- Prioritize self-care: Engage in activities that bring you joy and help you relax, such as reading, engaging in hobbies, taking walks in nature, and spending time with loved ones.
- Practice mindfulness: Engage in mindfulness practices such as meditation, deep breathing exercises, or yoga to help reduce stress and promote relaxation.
- Time management: Manage your time effectively to minimize stressors associated with deadlines and overwhelming schedules. Prioritize tasks and delegate when appropriate.
- Seek support: Reach out to trusted friends, family members, or support groups to share your feelings and seek guidance. Consider speaking with a mental health professional if stress persists.
Getting Enough Sleep
Adequate sleep is vital for liver health and overall well-being. Consider the following strategies to improve sleep quality:
- Maintain a consistent sleep schedule: Establish a consistent sleep and wake-up time, even on weekends, to regulate your body’s internal clock.
- Create a sleep-friendly environment: Ensure your bedroom is quiet, dark, and at a comfortable temperature. Use earplugs, eye masks, or white noise machines if needed.
- Establish a nighttime routine: Engage in relaxing activities before bed, such as reading, taking a warm bath, or practicing gentle stretching exercises.
- Limit screen time before bed: Minimize exposure to electronic devices close to bedtime, as the blue light emitted by screens can interfere with sleep quality. Consider using a blue light filter or night mode on devices.
Avoiding Alcohol and Tobacco
Avoiding alcohol and tobacco is essential for managing and reversing NAFLD. Both alcohol and tobacco can exacerbate liver damage and inflammation, further worsening NAFLD. Consider the following strategies:
- Completely avoid alcohol: NAFLD encompasses a range of liver conditions, from fatty liver to non-alcoholic steatohepatitis (NASH). Avoiding alcohol altogether is crucial for those diagnosed with NAFLD to prevent additional liver damage.
- Seek support for tobacco cessation: If you are a tobacco user, seek support and guidance to quit smoking or using other tobacco products. Consult with healthcare professionals for personalized cessation strategies and resources.
Incorporating Relaxation Techniques
Incorporating relaxation techniques into your daily routine can help reduce stress and promote overall well-being. Consider the following techniques:
- Meditation: Practice meditation, focusing on your breath or repeating a calming mantra. Start with just a few minutes each day and gradually increase the duration.
- Deep breathing exercises: Perform deep breathing exercises, inhaling deeply through your nose, holding the breath for a few seconds, and exhaling slowly through your mouth.

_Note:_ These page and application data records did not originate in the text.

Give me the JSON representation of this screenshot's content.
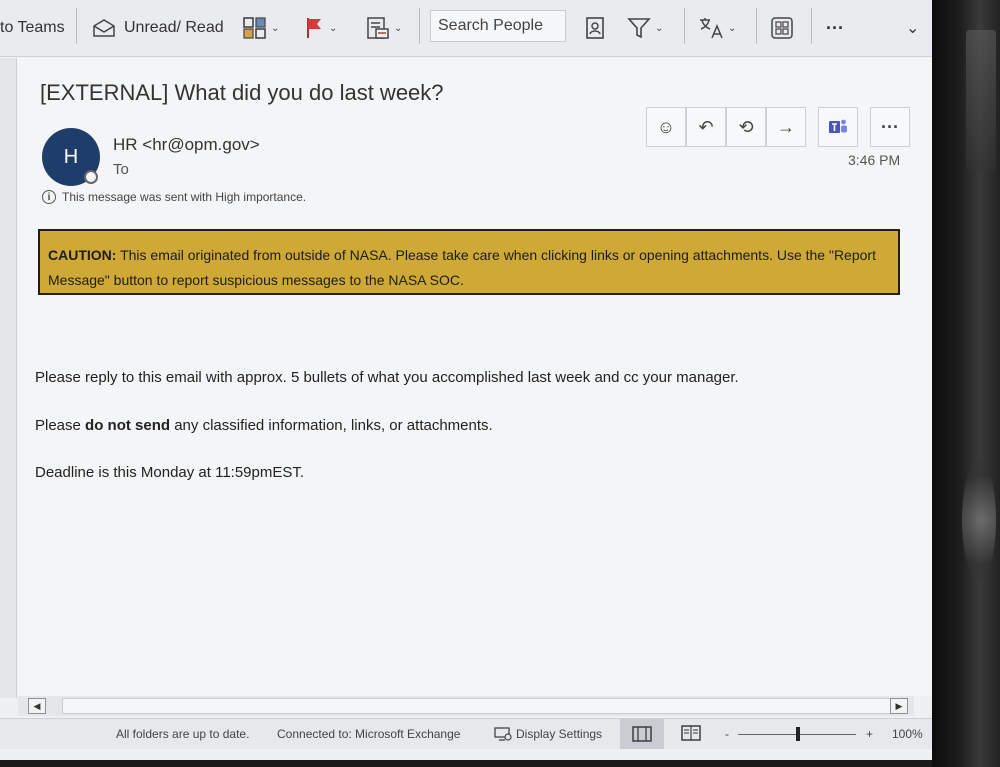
{
  "toolbar": {
    "teams_label": "to Teams",
    "unread_read_label": "Unread/ Read",
    "search_placeholder": "Search People"
  },
  "message": {
    "subject": "[EXTERNAL] What did you do last week?",
    "avatar_initial": "H",
    "sender": "HR <hr@opm.gov>",
    "to_label": "To",
    "time": "3:46 PM",
    "importance_note": "This message was sent with High importance.",
    "caution_prefix": "CAUTION:",
    "caution_text": " This email originated from outside of NASA.  Please take care when clicking links or opening attachments.  Use the \"Report Message\" button to report suspicious messages to the NASA SOC.",
    "body_line1": "Please reply to this email with approx. 5 bullets of what you accomplished last week and cc your manager.",
    "body_line2_a": "Please ",
    "body_line2_b": "do not send",
    "body_line2_c": " any classified information, links, or attachments.",
    "body_line3": "Deadline is this Monday at 11:59pmEST."
  },
  "statusbar": {
    "sync": "All folders are up to date.",
    "connection": "Connected to: Microsoft Exchange",
    "display_settings": "Display Settings",
    "zoom_minus": "-",
    "zoom_plus": "+",
    "zoom_level": "100%"
  },
  "icons": {
    "ellipsis": "···",
    "emoji": "☺",
    "reply": "↶",
    "reply_all": "⟲",
    "forward": "→",
    "info": "i",
    "chevron_down": "⌄"
  },
  "colors": {
    "caution_bg": "#cfa935",
    "avatar_bg": "#1f3d6b"
  }
}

- Yoga or tai chi: Engage in yoga or tai chi, which combine gentle movements, stretching, and deep breathing. These mind-body practices can help reduce stress and promote relaxation.

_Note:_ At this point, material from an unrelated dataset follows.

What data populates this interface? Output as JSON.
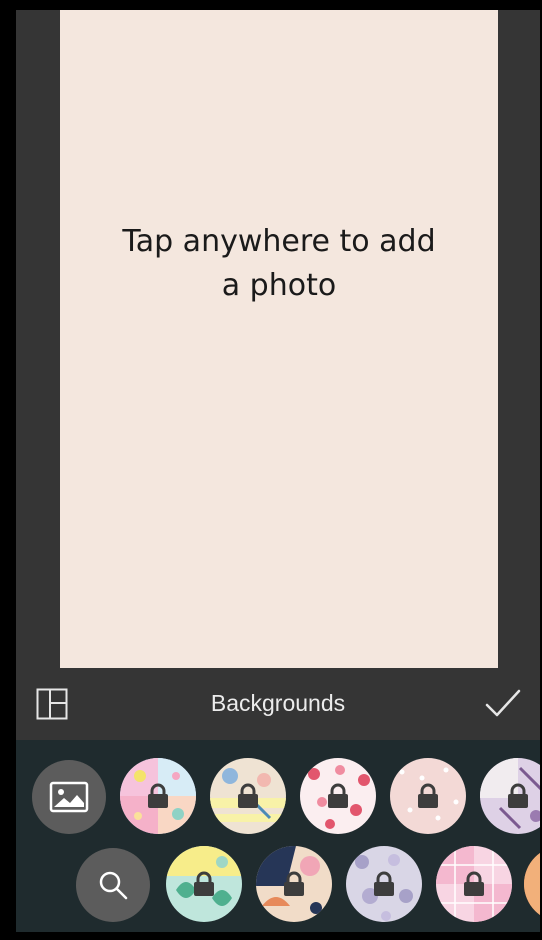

- Progressive muscle relaxation: Practice progressive muscle relaxation, where you systematically tense and relax different muscle groups throughout your body. This technique helps release tension and induce deep relaxation.
By incorporating these lifestyle changes and stress management techniques into your daily routine, you can support your liver health, reduce the risk of NAFLD progression, and improve your overall well-being.
In conclusion, reversing Non-Alcoholic Fatty Liver Disease (NAFLD) requires a comprehensive approach that includes dietary changes, weight loss, exercise, reduction in added sugars and carbohydrates, increased fiber intake, avoidance of processed foods, incorporation of liver-healthy foods, management of underlying medical conditions, and lifestyle changes with stress management techniques. Understanding the causes, symptoms, and diagnosis of NAFLD is crucial in effectively managing and treating the condition. By following the recommended strategies and seeking professional guidance, it is possible to reverse NAFLD and improve liver health for a better quality of life.